* _Provided data_
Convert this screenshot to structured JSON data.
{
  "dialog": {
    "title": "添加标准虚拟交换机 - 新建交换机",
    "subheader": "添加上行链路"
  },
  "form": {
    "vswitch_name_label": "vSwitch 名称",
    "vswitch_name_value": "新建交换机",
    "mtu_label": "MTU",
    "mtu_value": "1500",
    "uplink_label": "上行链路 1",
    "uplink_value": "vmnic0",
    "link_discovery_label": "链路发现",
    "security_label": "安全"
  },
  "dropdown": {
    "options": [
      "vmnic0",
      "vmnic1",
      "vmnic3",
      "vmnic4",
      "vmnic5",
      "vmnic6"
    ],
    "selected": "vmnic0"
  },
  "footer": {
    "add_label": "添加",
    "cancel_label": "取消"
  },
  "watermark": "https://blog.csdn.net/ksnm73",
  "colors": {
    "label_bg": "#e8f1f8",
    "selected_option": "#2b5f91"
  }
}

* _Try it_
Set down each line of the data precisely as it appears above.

* _Answer for this exercise_
Convert this screenshot to structured JSON data.
{
  "dialog": {
    "title": "添加标准虚拟交换机 - 新建交换机",
    "subheader": "添加上行链路"
  },
  "form": {
    "vswitch_name_label": "vSwitch 名称",
    "vswitch_name_value": "新建交换机",
    "mtu_label": "MTU",
    "mtu_value": "1500",
    "uplink_label": "上行链路 1",
    "uplink_value": "vmnic0",
    "link_discovery_label": "链路发现",
    "security_label": "安全"
  },
  "dropdown": {
    "options": [
      "vmnic0",
      "vmnic1",
      "vmnic3",
      "vmnic4",
      "vmnic5",
      "vmnic6"
    ],
    "selected": "vmnic0"
  },
  "footer": {
    "add_label": "添加",
    "cancel_label": "取消"
  },
  "watermark": "https://blog.csdn.net/ksnm73",
  "colors": {
    "label_bg": "#e8f1f8",
    "selected_option": "#2b5f91"
  }
}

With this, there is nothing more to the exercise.